For example, enough sleep allows your brain to work at its fullest capacity, meaning that you’ll make better health choices when it comes to eating. You’ll also be rested enough to work out longer and harder. And when it comes to a muscle-building activity such as HIIT routines, enough rest is doubly important.
This is because muscle-building activities break down your muscle, and the development in size and strength is just your muscle healing itself. But if you’re not giving yourself enough rest, that means your muscles can’t develop to their fullest potential.
Along with being good for weight loss and muscle gain, enough downtime will also help in preventing injuries and aches. Considering everything that eight hours of sleep can do for us, it’s obvious that we should be making it a priority.
When it comes to people who’ve lost a lot of weight, almost 90% regain most of it back. Part of the reason is that as we lose weight, our resting metabolism decreases, meaning we have to eat less and less food to maintain and lose weight.
This is happening while our bodies are also used to us being fat, resulting in our hormones telling us to continue eating when we shouldn’t be. However, another important aspect is consistency over the long term.
Having a goal to work towards and a plan to get there is extremely beneficial for long-term success. However, falling off the horse is a part of life, and we’re not always going to be able to be as consistent with our lifestyles as we’d like to be.
What matters is that we try our best to implement these positive changes as consistently as we can, while also giving ourselves some rest days for some respite.
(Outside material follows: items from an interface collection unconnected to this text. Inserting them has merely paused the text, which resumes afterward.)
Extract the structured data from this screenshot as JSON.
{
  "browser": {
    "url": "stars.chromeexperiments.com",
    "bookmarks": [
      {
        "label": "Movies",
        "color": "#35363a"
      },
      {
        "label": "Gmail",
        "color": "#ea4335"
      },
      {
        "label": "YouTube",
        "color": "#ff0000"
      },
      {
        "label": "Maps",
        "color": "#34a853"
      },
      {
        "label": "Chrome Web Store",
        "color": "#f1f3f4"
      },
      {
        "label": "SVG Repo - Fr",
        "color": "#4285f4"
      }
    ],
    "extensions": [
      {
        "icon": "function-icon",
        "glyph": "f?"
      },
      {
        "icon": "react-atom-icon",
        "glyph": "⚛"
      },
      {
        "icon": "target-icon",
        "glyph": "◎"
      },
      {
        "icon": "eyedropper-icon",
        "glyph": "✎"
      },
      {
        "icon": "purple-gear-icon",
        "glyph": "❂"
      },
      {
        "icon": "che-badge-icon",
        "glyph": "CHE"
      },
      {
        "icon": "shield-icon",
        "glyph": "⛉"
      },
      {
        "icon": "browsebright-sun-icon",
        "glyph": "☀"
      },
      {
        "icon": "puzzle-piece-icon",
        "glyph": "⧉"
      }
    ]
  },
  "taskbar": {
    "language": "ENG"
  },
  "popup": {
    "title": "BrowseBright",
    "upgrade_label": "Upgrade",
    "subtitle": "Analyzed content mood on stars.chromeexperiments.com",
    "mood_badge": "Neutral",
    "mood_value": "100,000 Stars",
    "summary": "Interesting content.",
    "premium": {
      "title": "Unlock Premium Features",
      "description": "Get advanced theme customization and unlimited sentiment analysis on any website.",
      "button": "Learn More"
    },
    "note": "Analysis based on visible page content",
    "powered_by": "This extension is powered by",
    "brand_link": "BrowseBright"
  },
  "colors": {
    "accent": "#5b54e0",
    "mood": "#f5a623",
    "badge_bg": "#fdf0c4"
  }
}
But it’s important to keep in mind that weight loss isn’t a sprint—you’re not going to get there significantly faster in the grand scheme of things if you make a ton of dramatic changes all at once.
It’s much easier and more beneficial over the long term to make small and incremental changes that you can fully incorporate into your life. When it comes to weight loss and wellness, there’s no better way to do it.